Data for review:

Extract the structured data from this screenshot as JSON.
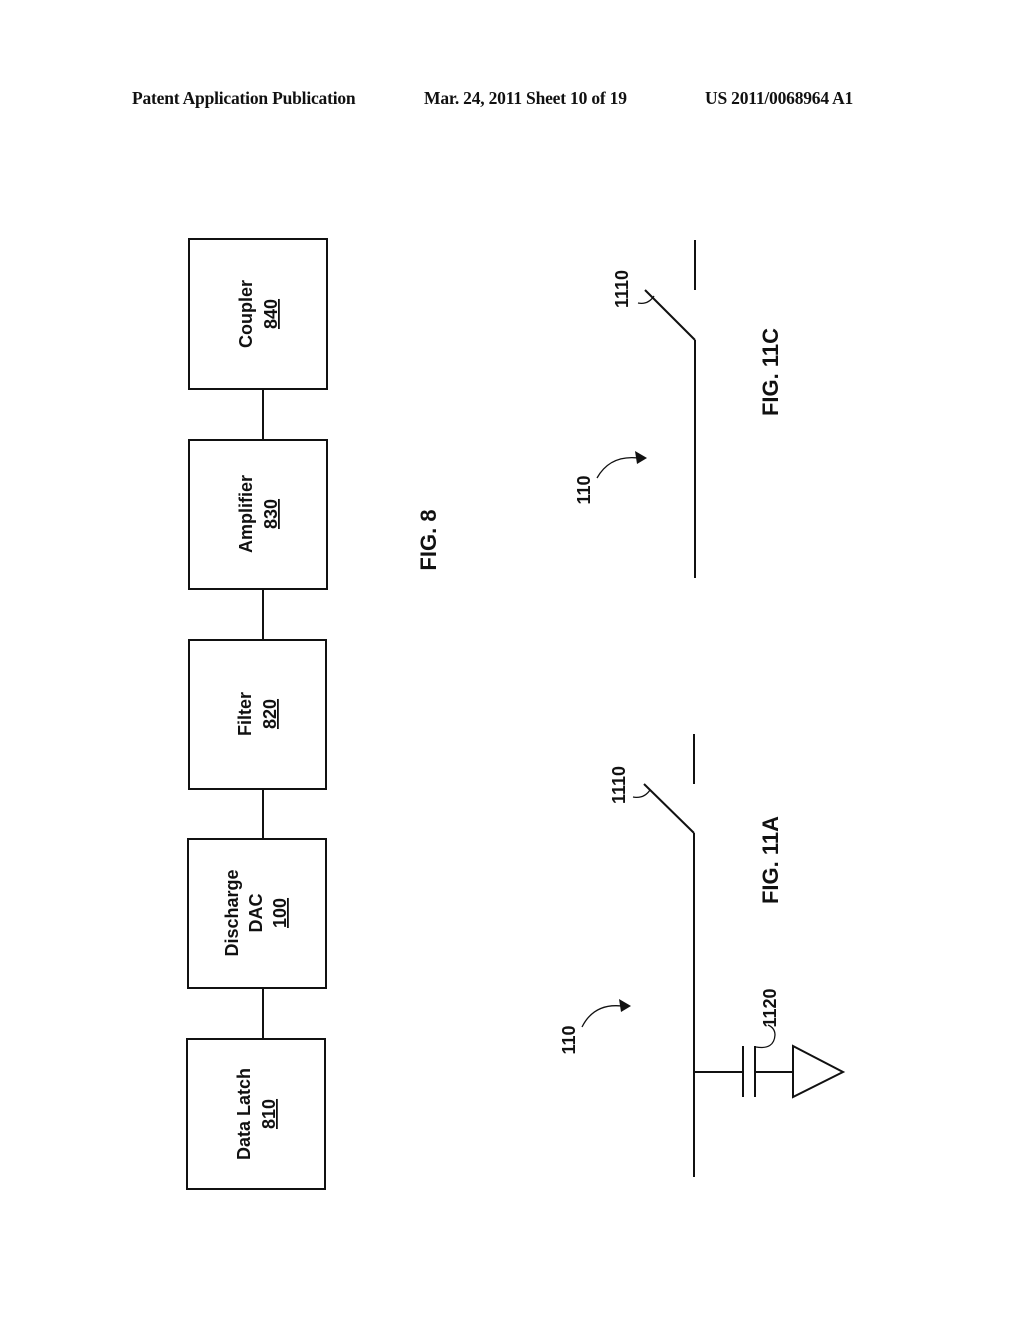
{
  "header": {
    "publication": "Patent Application Publication",
    "date_sheet": "Mar. 24, 2011  Sheet 10 of 19",
    "patent_number": "US 2011/0068964 A1"
  },
  "fig8": {
    "caption": "FIG. 8",
    "blocks": [
      {
        "lines": [
          "Coupler"
        ],
        "ref": "840"
      },
      {
        "lines": [
          "Amplifier"
        ],
        "ref": "830"
      },
      {
        "lines": [
          "Filter"
        ],
        "ref": "820"
      },
      {
        "lines": [
          "Discharge",
          "DAC"
        ],
        "ref": "100"
      },
      {
        "lines": [
          "Data Latch"
        ],
        "ref": "810"
      }
    ]
  },
  "fig11c": {
    "caption": "FIG. 11C",
    "line_ref": "110",
    "switch_ref": "1110"
  },
  "fig11a": {
    "caption": "FIG. 11A",
    "line_ref": "110",
    "switch_ref": "1110",
    "capacitor_ref": "1120"
  }
}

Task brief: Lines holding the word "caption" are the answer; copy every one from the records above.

Solution for this exercise:
    "caption": "FIG. 8",
    "caption": "FIG. 11C",
    "caption": "FIG. 11A",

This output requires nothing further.